5 Centimetres Per Second is an hour long. Normally, films that are that length are direct to DVD horror/action flicks that didn’t have the budget to make it longer, but this film is different. The story is told through three segments, each presenting a different snapshot of a life. There are three characters that 5 Centimetres Per Second focuses on, with two being the main characters, and one being the focus of the second segment only. It’s very hard to write this review without giving anything away, as the best way to go into it is completely in the dark about what is coming.
All you really need to know is, 5 Centimetres Per Second is utterly brilliant. It’s a masterpiece, a work of beautiful art, a film that will leave more impact in an hour than 90% of Hollywood films do in two. I cannot emphasise enough that you should see this film. Read on if you like, but everything you need to know is in this first paragraph. See it, see it, see it.
This plot of 5 Centimetres Per Seconds is going to be a short one, because the film has key pot points which serve as the only real plot points, which means revealing more than a couple means a high risk of spoilers, something that is very bad in this case. The film revolves around a boy named Takaki (David Matranga) and a girl named Akari (Hilary Haag), and their life with each other, and apart. They meet in school, and become close friends. However, a series of troubles and problems prevent from really seeing each other and gently start to drift apart. I cannot reveal any more than that, because half of the film would be spoiled. Instead of focusing on the details of 5 Centimetres Per Second, let’s just say it’s one of the most finely crafted stories in an anime I have ever seen.
The characters in 5 Centimetres Per Second are not just 3-dimensional, more like 6-dimensional.

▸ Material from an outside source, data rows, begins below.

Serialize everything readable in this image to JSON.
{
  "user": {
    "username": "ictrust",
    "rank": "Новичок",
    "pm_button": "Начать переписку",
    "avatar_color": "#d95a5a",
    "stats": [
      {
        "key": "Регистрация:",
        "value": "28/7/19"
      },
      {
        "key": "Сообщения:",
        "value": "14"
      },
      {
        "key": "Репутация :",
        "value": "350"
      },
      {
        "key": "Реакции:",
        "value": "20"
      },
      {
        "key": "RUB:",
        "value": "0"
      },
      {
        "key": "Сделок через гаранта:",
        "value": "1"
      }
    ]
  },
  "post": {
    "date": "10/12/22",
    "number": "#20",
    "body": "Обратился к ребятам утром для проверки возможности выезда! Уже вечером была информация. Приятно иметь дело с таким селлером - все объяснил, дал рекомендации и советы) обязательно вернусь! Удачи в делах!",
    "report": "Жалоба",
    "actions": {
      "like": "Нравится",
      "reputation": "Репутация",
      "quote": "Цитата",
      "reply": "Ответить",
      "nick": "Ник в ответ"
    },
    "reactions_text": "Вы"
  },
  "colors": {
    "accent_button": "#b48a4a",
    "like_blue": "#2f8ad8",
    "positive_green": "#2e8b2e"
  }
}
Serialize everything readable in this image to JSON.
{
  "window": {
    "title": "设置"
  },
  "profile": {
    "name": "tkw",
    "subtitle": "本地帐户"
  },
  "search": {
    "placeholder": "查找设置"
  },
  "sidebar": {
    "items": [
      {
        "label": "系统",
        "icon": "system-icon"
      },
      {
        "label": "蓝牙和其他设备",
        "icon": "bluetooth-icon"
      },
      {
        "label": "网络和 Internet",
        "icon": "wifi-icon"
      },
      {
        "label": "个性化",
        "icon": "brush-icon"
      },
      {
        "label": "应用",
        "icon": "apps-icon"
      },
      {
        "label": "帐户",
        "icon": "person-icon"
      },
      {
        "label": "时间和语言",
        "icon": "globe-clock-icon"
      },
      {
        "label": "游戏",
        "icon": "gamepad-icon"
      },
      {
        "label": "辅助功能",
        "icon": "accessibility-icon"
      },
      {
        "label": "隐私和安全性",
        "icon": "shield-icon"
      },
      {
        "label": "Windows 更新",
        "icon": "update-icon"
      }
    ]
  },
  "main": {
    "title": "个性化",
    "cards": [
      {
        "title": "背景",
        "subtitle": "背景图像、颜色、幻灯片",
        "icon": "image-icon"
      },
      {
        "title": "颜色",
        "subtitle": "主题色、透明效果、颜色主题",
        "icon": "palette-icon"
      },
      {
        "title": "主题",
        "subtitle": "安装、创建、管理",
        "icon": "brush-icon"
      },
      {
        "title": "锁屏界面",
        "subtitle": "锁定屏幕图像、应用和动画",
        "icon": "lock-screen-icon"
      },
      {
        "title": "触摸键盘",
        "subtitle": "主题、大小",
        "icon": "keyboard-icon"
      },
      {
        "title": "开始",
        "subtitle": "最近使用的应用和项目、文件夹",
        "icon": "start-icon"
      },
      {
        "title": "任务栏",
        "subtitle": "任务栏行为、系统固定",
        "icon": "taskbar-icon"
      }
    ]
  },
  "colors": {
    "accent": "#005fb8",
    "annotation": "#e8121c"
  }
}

The way we see their pain, grief, excitement, happiness, sadness, and every detail of their emotions makes this one of the finest examples of characterisation in an animated feature, or just a film in general. And yes, it’s impossible not to compare this with Miyazaki’s films, as this seems to be protocol for any anime that’s a romance story. The fact is, you can’t compare it to Miyazaki. It’s an utterly different type of film. Miyazaki makes films geared towards children, or are at least children-friendly or based around children. Sure, Princess Mononoke (which is his most violent and darkest film) is not exactly Toy Story, but children can still enjoy it. The same cannot be said for this film. It’s a story which, while not unsuitable for children, is very subtle and reserved, despite it’s 60 minute running time.
The animation of 5 Centimetres Per Second is simply stunning. Some of the best non-CGI animation ever. It’s a great achievement when all throughout the film I was thinking that every single shot (and I’m not exaggerating when I say every shot) could be the poster and it would be perfect. It hasn’t got any big set pieces, but every shot is perfectly framed, coloured, and drawn. The music, voice acting (although it is very patchy in the English dub), sound effects, and editing are all masterful in a way that I haven’t seen in a long time.
5 Centimetres Per Second may not be everyone’s favourite film, but it’s certainly mine. The direction, animation, and everything you can think of are expertly pulled off here. It’s the kind of film that makes you glad to be alive. Not so much for the story, but just to able to witness this incredible film. It left me in a state of sadness, happiness, and everything in between more than any film has in a long while.